#### Exercise goal:
Filter the data below for the string "time" and copy each matching line.

#### Supplied material:
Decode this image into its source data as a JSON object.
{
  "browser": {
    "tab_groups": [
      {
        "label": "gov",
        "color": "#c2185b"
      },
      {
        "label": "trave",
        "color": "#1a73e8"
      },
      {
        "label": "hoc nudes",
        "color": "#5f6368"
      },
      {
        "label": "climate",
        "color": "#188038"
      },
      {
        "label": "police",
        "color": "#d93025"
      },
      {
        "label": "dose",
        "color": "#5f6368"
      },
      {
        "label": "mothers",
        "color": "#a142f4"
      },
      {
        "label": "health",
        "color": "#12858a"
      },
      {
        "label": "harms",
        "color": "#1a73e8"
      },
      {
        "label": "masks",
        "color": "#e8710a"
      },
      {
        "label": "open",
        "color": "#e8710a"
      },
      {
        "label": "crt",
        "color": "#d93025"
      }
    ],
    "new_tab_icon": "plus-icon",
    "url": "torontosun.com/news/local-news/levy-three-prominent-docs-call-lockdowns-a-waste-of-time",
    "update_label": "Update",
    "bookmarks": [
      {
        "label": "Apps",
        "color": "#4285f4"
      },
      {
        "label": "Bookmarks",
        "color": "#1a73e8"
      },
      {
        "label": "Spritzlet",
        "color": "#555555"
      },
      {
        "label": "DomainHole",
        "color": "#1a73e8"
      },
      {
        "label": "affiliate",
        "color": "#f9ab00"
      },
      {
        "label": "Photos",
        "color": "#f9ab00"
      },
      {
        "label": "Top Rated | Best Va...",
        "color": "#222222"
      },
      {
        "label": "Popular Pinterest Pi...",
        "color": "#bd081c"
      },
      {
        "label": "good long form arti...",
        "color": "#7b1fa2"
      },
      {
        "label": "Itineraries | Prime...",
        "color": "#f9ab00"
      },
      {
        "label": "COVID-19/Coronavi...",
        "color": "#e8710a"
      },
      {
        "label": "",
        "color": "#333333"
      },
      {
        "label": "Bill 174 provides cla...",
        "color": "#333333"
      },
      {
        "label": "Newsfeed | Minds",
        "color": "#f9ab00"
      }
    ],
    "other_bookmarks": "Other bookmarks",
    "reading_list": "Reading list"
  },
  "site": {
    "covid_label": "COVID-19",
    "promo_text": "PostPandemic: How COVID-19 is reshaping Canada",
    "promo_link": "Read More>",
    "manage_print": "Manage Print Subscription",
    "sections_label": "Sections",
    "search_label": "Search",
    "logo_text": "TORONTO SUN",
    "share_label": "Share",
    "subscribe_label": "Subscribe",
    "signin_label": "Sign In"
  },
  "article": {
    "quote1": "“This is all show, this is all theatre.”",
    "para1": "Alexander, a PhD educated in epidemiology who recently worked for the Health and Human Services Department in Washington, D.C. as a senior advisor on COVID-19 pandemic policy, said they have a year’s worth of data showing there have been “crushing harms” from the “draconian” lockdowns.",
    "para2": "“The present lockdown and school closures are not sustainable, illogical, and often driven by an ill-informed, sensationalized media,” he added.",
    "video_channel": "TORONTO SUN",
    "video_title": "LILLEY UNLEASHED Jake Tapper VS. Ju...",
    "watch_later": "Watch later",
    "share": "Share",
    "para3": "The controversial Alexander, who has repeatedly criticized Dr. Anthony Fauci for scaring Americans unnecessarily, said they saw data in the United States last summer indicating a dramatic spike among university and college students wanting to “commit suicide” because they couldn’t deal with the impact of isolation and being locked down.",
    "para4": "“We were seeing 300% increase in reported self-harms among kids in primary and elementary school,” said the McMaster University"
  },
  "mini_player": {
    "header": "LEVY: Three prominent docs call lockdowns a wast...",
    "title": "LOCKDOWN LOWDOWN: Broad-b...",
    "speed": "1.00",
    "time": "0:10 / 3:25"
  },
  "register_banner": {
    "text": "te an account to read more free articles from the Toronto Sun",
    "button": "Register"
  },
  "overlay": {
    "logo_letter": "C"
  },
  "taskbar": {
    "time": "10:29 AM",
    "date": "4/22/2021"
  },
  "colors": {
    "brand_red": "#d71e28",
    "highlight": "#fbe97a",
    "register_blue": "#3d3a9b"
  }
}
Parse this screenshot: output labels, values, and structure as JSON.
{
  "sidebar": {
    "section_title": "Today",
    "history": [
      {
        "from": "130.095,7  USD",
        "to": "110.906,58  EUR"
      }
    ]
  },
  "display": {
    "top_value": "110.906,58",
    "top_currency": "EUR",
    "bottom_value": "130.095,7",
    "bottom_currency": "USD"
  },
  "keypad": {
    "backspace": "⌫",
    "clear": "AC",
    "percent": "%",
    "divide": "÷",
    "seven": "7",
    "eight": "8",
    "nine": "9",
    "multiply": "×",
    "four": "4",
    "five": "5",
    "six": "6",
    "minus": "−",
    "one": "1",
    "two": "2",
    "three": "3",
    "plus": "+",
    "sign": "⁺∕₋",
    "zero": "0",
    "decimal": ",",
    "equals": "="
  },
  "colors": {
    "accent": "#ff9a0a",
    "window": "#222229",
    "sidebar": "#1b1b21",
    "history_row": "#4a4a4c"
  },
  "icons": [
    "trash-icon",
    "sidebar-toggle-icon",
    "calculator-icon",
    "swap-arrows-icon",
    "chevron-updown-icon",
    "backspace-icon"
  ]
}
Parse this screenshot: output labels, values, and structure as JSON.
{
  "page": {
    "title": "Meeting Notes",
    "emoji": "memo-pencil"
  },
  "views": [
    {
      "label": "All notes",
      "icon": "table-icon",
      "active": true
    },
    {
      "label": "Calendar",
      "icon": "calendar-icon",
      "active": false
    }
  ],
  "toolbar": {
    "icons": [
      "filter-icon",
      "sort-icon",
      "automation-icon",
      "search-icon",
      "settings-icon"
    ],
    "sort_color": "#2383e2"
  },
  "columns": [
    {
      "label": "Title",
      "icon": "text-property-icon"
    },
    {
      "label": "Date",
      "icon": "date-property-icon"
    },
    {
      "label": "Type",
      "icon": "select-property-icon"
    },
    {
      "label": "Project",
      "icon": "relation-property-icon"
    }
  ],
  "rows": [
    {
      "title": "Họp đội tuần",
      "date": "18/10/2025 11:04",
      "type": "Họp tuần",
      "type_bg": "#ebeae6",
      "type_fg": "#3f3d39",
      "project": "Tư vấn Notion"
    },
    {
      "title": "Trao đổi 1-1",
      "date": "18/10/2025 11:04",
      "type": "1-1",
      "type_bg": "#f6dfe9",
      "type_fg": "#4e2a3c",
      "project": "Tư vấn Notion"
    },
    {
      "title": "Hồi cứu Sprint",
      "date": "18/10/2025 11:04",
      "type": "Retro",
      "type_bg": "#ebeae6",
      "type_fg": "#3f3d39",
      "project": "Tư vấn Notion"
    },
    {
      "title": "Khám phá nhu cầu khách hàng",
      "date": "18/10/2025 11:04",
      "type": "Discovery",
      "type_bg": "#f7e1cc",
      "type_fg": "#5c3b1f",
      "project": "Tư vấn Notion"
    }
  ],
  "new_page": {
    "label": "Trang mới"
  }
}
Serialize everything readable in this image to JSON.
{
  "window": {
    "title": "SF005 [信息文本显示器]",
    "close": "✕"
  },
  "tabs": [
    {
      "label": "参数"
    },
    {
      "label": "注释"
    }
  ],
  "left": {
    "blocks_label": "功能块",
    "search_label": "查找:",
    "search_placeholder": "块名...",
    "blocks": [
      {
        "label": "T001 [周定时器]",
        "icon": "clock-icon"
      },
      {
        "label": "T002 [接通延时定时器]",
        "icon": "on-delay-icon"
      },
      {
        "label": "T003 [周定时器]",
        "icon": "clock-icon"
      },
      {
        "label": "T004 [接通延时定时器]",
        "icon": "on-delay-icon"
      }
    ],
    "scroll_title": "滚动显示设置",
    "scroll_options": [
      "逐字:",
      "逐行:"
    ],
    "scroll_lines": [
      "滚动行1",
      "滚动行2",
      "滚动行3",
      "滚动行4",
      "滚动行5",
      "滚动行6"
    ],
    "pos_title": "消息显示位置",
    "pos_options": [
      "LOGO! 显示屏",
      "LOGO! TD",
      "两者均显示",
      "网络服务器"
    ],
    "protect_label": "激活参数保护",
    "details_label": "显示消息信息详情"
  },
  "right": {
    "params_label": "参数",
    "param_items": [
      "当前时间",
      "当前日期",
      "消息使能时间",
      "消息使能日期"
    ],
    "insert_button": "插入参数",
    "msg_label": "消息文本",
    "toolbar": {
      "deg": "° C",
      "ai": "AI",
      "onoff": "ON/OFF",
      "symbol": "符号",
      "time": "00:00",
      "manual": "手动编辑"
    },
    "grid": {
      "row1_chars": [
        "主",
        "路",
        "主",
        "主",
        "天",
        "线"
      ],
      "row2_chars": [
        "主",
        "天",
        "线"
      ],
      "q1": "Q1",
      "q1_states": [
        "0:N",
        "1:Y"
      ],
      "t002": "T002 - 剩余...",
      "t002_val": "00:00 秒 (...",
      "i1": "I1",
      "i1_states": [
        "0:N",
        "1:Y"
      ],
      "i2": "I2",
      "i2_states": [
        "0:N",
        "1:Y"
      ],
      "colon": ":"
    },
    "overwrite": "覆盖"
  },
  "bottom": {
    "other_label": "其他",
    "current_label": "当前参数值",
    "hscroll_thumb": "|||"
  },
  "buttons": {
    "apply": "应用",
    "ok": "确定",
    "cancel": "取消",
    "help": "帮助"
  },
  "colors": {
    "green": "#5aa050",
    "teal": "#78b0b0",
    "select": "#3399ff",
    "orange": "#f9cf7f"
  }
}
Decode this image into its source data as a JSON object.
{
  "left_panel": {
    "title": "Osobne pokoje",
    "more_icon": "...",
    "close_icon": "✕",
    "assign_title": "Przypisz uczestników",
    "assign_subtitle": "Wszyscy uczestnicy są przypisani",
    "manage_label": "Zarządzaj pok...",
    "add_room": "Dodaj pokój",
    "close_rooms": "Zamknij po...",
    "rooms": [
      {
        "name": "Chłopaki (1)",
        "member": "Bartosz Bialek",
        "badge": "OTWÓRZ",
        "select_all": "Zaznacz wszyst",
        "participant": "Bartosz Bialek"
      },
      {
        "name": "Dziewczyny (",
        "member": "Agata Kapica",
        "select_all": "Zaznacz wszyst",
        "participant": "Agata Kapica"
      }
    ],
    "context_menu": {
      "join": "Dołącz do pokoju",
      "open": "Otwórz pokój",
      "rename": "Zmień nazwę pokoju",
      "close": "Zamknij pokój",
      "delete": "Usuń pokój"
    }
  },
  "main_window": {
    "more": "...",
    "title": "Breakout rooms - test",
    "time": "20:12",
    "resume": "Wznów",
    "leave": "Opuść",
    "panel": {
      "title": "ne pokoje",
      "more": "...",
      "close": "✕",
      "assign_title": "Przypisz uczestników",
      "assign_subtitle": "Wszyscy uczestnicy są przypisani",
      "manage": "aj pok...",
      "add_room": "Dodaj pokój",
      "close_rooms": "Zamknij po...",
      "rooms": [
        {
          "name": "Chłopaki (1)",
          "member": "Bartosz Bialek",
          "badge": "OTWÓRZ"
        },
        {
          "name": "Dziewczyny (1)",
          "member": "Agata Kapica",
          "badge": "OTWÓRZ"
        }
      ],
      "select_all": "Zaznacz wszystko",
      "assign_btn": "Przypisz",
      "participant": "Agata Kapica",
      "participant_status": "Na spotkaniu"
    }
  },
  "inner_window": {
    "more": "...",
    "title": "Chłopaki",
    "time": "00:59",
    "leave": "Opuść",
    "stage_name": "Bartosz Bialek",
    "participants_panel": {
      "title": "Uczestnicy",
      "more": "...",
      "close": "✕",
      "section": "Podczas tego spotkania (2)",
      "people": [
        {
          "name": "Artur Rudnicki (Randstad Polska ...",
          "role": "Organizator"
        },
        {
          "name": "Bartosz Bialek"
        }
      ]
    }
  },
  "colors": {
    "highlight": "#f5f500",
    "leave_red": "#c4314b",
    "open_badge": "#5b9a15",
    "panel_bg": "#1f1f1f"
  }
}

#### Problem solution:
    "url": "torontosun.com/news/local-news/levy-three-prominent-docs-call-lockdowns-a-waste-of-time",
    "time": "0:10 / 3:25"
    "time": "10:29 AM",
      "time": "00:00",
    "time": "20:12",
    "time": "00:59",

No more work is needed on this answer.